→ Alex­ion $ALXN has scored a speedy re­view for Ul­tomiris for pa­tients with atyp­i­cal he­molyt­ic ure­mic syn­drome (aHUS) af­ter post­ing pos­i­tive da­ta from a piv­otal study in Jan­u­ary. The drug is the rare dis­ease com­pa­ny’s shot at pro­tect­ing its block­buster blood dis­or­der fran­chise that is cur­rent­ly cen­tered around its flag­ship drug, Soliris, which is a com­ple­ment in­hibitor typ­i­cal­ly ad­min­is­tered every two weeks. Ul­tomiris has a sim­i­lar mech­a­nism of ac­tion but re­quires less-fre­quent dos­ing — every eight weeks. The de­ci­sion date has been set to Oc­to­ber 19. Late last year, Ul­tomiris se­cured ap­proval for noc­tur­nal he­mo­glo­bin­uria (PNH) pa­tients.

Bet­ter than Am­bi­en? Min­er­va soars on PhI­Ib up­date on sel­torex­ant for in­som­nia

A month af­ter roil­ing in­vestors with what skep­tics dis­missed as cher­ry pick­ing of its de­pres­sion da­ta, Min­er­va is back with a clean slate of da­ta from its Phase IIb in­som­nia tri­al.
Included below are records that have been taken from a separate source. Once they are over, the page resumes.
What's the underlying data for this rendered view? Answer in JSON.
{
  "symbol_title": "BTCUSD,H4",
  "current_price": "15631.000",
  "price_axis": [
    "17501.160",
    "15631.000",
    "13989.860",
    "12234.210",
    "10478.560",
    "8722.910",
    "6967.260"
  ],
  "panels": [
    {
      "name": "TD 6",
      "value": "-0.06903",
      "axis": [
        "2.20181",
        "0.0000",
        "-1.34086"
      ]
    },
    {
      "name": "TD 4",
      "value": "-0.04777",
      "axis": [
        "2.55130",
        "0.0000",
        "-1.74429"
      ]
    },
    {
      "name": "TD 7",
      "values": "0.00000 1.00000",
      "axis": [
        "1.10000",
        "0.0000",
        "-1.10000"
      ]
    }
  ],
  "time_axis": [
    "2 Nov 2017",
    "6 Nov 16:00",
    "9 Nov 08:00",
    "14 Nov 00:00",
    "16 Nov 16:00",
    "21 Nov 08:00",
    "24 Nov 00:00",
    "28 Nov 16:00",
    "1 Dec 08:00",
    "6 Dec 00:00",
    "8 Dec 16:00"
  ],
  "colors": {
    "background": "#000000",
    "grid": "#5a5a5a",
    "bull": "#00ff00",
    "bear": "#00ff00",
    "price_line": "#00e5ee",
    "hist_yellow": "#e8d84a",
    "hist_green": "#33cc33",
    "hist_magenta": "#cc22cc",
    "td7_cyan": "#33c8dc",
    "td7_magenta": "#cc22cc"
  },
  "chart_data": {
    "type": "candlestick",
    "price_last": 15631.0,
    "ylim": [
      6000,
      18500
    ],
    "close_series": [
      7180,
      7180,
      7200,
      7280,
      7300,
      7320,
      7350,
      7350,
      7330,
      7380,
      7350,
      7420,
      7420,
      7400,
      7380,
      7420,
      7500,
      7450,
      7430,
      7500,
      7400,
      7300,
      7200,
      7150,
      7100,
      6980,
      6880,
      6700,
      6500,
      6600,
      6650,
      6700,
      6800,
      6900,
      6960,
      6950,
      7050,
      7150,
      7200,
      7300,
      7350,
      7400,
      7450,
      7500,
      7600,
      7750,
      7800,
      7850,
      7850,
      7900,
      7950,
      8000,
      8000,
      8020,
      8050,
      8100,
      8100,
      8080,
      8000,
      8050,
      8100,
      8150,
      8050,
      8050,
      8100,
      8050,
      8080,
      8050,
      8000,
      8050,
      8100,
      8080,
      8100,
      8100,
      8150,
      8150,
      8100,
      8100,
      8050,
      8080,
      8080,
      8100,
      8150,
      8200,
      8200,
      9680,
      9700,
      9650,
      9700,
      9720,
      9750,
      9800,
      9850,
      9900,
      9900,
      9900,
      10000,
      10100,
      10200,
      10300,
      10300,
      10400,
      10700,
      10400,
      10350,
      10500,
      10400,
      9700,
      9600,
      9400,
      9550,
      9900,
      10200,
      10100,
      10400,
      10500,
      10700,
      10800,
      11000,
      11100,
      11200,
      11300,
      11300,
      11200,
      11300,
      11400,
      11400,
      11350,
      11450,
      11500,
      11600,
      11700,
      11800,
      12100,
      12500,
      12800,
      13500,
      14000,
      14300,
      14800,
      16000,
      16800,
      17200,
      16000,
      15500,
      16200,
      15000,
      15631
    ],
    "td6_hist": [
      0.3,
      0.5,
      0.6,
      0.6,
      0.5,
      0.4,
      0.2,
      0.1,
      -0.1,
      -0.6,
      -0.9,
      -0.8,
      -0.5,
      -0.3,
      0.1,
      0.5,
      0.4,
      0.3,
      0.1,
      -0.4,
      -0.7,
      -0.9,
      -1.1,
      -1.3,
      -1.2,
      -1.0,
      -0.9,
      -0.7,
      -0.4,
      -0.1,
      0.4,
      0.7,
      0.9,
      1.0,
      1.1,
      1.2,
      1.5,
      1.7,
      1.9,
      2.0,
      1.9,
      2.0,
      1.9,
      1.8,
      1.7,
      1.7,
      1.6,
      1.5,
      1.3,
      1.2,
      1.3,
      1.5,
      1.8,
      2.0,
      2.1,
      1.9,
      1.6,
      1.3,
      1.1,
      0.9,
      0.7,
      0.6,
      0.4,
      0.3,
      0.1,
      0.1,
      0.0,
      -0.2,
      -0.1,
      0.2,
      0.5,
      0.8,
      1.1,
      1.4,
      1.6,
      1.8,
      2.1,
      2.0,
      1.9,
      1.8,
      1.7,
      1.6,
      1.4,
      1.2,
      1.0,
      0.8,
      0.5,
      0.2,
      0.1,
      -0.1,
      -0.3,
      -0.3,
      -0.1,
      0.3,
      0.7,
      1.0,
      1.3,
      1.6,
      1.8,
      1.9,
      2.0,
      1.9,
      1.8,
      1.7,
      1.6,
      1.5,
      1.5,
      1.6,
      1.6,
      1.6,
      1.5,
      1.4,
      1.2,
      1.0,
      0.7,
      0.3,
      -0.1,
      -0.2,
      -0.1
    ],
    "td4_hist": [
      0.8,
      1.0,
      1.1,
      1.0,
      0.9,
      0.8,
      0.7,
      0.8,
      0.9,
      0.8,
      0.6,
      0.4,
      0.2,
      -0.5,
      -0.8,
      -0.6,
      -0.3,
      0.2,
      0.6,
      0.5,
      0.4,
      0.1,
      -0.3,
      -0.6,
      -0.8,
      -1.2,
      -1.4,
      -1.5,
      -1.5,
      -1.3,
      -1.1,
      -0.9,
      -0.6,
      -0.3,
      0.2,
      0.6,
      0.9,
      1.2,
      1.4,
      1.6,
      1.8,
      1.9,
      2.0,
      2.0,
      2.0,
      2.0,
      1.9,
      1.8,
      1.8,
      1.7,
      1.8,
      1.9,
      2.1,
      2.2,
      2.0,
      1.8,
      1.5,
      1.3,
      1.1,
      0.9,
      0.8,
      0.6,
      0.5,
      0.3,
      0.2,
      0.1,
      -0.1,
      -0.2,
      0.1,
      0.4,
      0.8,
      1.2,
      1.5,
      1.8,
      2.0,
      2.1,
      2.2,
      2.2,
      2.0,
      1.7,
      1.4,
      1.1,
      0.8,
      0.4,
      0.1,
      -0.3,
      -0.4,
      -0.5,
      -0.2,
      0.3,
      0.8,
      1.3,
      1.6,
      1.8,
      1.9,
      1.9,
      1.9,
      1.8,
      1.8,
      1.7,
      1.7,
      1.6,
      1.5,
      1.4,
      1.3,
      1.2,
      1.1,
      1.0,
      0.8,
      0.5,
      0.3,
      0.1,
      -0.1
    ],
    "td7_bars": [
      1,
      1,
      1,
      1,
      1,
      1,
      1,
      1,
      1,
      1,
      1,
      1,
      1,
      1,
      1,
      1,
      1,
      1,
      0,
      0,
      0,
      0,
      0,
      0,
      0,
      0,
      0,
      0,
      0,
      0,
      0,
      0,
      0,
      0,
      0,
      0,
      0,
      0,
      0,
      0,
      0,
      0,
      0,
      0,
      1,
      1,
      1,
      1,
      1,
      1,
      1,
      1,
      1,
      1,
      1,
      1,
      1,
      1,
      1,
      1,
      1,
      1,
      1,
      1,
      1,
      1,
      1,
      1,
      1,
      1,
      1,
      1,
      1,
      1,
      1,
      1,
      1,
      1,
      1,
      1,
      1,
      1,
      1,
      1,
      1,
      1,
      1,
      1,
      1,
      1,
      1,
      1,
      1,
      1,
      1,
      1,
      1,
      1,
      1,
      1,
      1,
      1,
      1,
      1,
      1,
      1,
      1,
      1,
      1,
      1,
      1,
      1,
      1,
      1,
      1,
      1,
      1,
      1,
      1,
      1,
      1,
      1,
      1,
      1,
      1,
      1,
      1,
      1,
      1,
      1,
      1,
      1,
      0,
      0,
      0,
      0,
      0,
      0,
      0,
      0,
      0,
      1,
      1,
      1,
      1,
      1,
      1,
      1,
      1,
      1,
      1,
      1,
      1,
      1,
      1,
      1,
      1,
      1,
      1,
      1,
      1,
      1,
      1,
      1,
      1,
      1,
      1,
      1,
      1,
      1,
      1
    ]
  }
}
In a de­tailed up­date, the Waltham, MA-based biotech said sel­torex­ant (MIN-202) hit both the pri­ma­ry and sev­er­al sec­ondary end­points, ef­fec­tive­ly im­prov­ing sleep in­duc­tion and pro­long­ing sleep du­ra­tion. In­ves­ti­ga­tors made a point to note that the ef­fects were con­sis­tent across the adult and el­der­ly pop­u­la­tions, with the lat­ter more prone to the sleep dis­or­der.

Gene ther­a­py biotech sees its stock rock­et high­er on promis­ing re­sults for rare cas­es of but­ter­fly dis­ease

Shares of Krys­tal Biotech took off this morn­ing $KRYS af­ter the lit­tle biotech re­port­ed promis­ing re­sults from its gene ther­a­py to treat a rare skin dis­ease called epi­der­mol­y­sis bul­losa.

Fo­cus­ing on an up­date with 4 new pa­tients, re­searchers spot­light­ed the suc­cess of KB103 in clos­ing some stub­born wounds. Krys­tal says that of 4 re­cur­ring and 2 chron­ic skin wounds treat­ed with the gene ther­a­py, the KB103 group saw the clo­sure of 5. The 6th — a chron­ic wound, de­fined as a wound that had re­mained open for more than 12 weeks — was par­tial­ly closed. That brings the to­tal so far to 8 treat­ed wounds, with 7 clo­sures.